> **Stored data entries**:
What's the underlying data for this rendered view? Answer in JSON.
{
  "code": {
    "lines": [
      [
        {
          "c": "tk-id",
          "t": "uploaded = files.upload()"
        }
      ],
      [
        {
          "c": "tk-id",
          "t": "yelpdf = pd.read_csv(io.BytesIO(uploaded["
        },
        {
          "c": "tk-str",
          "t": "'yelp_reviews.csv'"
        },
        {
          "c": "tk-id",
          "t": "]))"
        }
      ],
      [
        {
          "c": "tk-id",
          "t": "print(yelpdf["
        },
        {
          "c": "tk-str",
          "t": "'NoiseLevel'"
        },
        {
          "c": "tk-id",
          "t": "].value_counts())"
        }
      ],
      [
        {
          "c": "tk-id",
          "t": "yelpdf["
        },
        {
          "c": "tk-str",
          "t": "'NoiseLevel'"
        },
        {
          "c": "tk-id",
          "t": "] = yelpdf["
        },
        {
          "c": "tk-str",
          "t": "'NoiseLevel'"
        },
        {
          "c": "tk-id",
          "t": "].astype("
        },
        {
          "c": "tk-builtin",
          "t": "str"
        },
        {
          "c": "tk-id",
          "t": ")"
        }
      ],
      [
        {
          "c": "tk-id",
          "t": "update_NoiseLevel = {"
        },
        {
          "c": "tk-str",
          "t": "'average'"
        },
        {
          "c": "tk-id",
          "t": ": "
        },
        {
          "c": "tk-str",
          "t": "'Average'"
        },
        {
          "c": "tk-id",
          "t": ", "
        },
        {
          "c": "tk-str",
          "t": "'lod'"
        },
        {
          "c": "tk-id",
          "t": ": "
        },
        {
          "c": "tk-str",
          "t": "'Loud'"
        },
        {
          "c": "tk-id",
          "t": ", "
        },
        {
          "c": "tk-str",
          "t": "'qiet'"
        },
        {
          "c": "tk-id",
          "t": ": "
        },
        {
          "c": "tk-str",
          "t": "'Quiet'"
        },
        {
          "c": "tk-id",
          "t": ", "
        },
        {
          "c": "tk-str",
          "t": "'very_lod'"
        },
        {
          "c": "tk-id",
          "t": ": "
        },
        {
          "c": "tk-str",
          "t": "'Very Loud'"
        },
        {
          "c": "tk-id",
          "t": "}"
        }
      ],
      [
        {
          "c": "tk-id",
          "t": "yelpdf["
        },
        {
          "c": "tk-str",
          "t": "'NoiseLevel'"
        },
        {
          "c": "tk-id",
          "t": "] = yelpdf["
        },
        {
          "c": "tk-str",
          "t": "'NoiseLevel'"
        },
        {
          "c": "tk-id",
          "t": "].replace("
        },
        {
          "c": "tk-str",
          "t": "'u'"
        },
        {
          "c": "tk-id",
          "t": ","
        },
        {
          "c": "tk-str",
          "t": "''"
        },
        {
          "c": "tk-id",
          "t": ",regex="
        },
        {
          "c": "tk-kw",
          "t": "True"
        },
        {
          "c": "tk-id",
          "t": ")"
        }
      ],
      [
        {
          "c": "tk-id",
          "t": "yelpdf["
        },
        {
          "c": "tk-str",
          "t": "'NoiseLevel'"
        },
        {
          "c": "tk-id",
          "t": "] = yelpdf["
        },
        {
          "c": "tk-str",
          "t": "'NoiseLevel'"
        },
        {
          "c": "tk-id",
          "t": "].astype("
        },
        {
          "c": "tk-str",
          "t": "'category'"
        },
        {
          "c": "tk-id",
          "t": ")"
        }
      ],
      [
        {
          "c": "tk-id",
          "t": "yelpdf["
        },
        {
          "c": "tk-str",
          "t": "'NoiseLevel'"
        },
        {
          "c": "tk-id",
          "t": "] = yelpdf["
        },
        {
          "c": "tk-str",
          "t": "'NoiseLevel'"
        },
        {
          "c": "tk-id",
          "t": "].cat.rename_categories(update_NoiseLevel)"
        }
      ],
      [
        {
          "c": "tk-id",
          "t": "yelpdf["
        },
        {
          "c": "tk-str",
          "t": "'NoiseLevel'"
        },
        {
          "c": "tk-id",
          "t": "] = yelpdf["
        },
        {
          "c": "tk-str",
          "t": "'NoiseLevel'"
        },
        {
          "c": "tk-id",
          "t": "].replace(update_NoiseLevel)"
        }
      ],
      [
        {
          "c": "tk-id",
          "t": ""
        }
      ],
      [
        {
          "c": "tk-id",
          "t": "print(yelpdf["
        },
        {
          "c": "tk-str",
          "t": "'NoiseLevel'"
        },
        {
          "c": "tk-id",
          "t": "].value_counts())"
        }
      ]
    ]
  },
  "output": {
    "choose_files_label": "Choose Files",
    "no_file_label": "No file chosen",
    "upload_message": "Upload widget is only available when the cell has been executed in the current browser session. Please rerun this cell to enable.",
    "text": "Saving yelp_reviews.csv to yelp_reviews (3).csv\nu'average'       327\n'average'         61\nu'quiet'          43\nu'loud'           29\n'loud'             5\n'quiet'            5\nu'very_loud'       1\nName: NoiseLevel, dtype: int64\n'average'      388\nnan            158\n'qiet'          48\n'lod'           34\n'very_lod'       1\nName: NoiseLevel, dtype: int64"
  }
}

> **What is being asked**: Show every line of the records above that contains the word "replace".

> **Result of this task**:
          "t": "].replace("
          "t": "].replace(update_NoiseLevel)"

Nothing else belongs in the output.